Takes over 500 peanuts to make a 12 ounce jar of peanut butter


Enough peanuts in one acre to make 30,000 peanut butter sandwiches

The average American consumes more than six pounds of peanut butter a year


Americans spend over 800 million a year on peanut butter


Most woman and children prefer creamy and men mostly prefer chunky


There are around ten peanut holidays


Citations

-Author unknown. “George Washington Carver.” Encyclopedia of World Biographies. Publisher unknown.

-Bureau of Labor Statistics, U.S. Department of Labor, Occupational Outlook Handbook, 2012-13 Edition, Agricultural and on Food Scientists, the Internet at http://www.bls.gov/ooh/life-physical-and-social-science/agricultural-and-food-scientists.htm (visited September 20, 2013).

-Careers for the 21st Century: Scientific Occupations Oliver Henry, 1997 . Full Video. Discovery Education. Web. 20 September 2013. <http://www.discoveryeducation.com/>.

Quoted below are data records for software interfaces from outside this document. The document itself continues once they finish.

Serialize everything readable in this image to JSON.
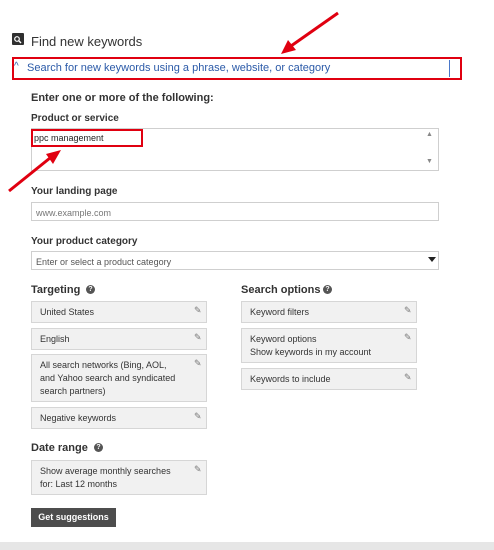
{
  "header": {
    "icon": "search-icon",
    "title": "Find new keywords"
  },
  "expander": {
    "icon": "chevron-up-icon",
    "label": "Search for new keywords using a phrase, website, or category"
  },
  "form": {
    "heading": "Enter one or more of the following:",
    "product": {
      "label": "Product or service",
      "value": "ppc management"
    },
    "landing": {
      "label": "Your landing page",
      "placeholder": "www.example.com"
    },
    "category": {
      "label": "Your product category",
      "placeholder": "Enter or select a product category"
    }
  },
  "targeting": {
    "heading": "Targeting",
    "help_icon": "?",
    "items": [
      {
        "line1": "United States"
      },
      {
        "line1": "English"
      },
      {
        "line1": "All search networks (Bing, AOL,",
        "line2": "and Yahoo search and syndicated",
        "line3": "search partners)"
      },
      {
        "line1": "Negative keywords"
      }
    ]
  },
  "search_options": {
    "heading": "Search options",
    "help_icon": "?",
    "items": [
      {
        "line1": "Keyword filters"
      },
      {
        "line1": "Keyword options",
        "line2": "Show keywords in my account"
      },
      {
        "line1": "Keywords to include"
      }
    ]
  },
  "date_range": {
    "heading": "Date range",
    "help_icon": "?",
    "line1": "Show average monthly searches",
    "line2": "for: Last 12 months"
  },
  "actions": {
    "get_suggestions": "Get suggestions"
  },
  "icons": {
    "pencil": "✎",
    "pencil_name": "pencil-icon"
  },
  "colors": {
    "annotation_red": "#e00010",
    "link_blue": "#2b5aa8",
    "button_dark": "#4d4d4d"
  }
}
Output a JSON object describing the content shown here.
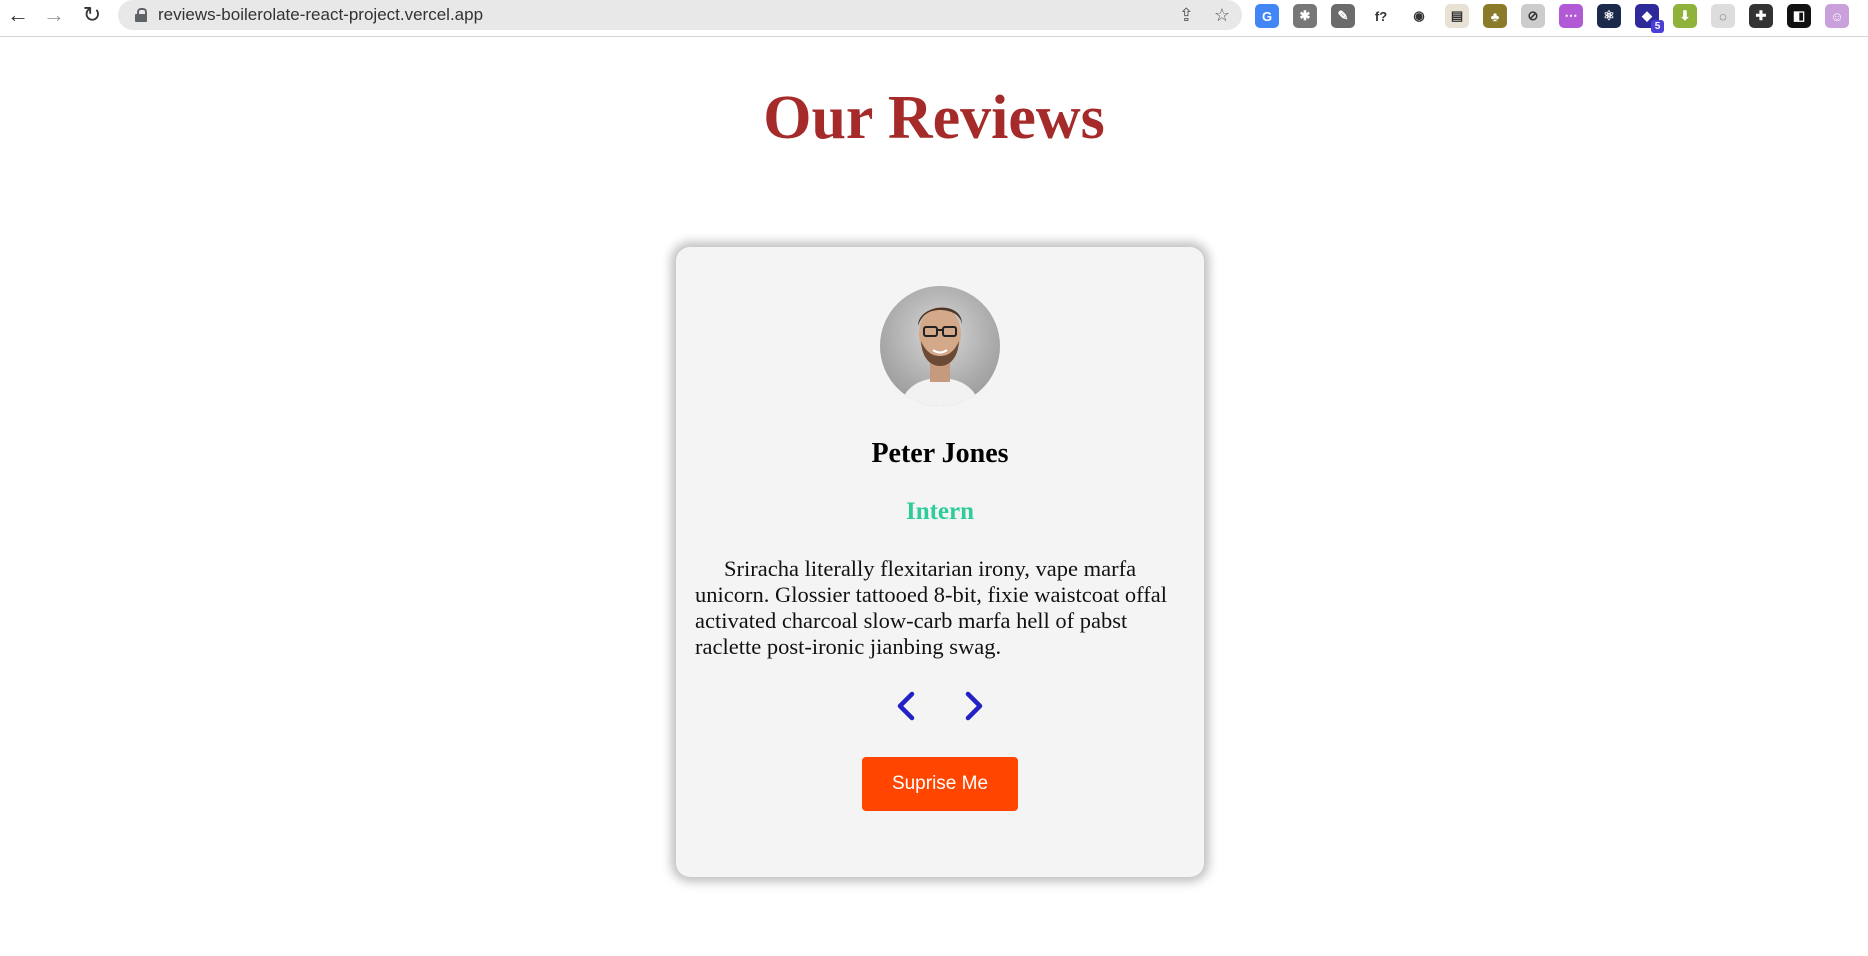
{
  "browser": {
    "url": "reviews-boilerolate-react-project.vercel.app",
    "icons": {
      "back": "back-arrow-icon",
      "forward": "forward-arrow-icon",
      "reload": "reload-icon",
      "share": "share-icon",
      "bookmark": "star-icon"
    },
    "extensions": [
      {
        "name": "google-translate-icon",
        "color": "#4285f4",
        "glyph": "G"
      },
      {
        "name": "bug-icon",
        "color": "#777777",
        "glyph": "✱"
      },
      {
        "name": "color-picker-icon",
        "color": "#6b6b6b",
        "glyph": "✎"
      },
      {
        "name": "font-finder-icon",
        "color": "#ffffff",
        "glyph": "f?"
      },
      {
        "name": "ninja-icon",
        "color": "#ffffff",
        "glyph": "◉"
      },
      {
        "name": "notes-icon",
        "color": "#e9e2d4",
        "glyph": "▤"
      },
      {
        "name": "html-tree-icon",
        "color": "#8a7a2a",
        "glyph": "♣"
      },
      {
        "name": "compass-icon",
        "color": "#cccccc",
        "glyph": "⊘"
      },
      {
        "name": "api-icon",
        "color": "#b25ad6",
        "glyph": "⋯"
      },
      {
        "name": "react-devtools-icon",
        "color": "#1b2a4a",
        "glyph": "⚛"
      },
      {
        "name": "extension-badge-icon",
        "color": "#2f2a9c",
        "glyph": "◆",
        "badge": "5"
      },
      {
        "name": "download-icon",
        "color": "#8fb23a",
        "glyph": "⬇"
      },
      {
        "name": "timer-icon",
        "color": "#dddddd",
        "glyph": "◌"
      },
      {
        "name": "puzzle-icon",
        "color": "#333333",
        "glyph": "✚"
      },
      {
        "name": "side-panel-icon",
        "color": "#111111",
        "glyph": "◧"
      },
      {
        "name": "profile-avatar-icon",
        "color": "#c9a0dc",
        "glyph": "☺"
      }
    ]
  },
  "page": {
    "title": "Our Reviews"
  },
  "review": {
    "name": "Peter Jones",
    "job": "Intern",
    "text": "Sriracha literally flexitarian irony, vape marfa unicorn. Glossier tattooed 8-bit, fixie waistcoat offal activated charcoal slow-carb marfa hell of pabst raclette post-ironic jianbing swag.",
    "prev_icon": "chevron-left-icon",
    "next_icon": "chevron-right-icon",
    "surprise_label": "Suprise Me"
  },
  "colors": {
    "title": "#a52a2a",
    "job": "#2ecc9a",
    "arrows": "#2121c6",
    "button": "#ff4500"
  }
}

-Daintith, John and Gjertsen, Derek. Science Biographies. Grolier Educational 1997. Print.

-Hayden, Robert C. 7 African American Scientists. Fredrick, Md. Twenty-First Century Books 1992. Print.

-Jordan, Francis . “Fun Facts”. National Peanut Board. National Peanut Board, 23 Sep. 2013. Web. 23 Sep. 2013 http://nationalpeanutboard.org/the-facts/fun-facts/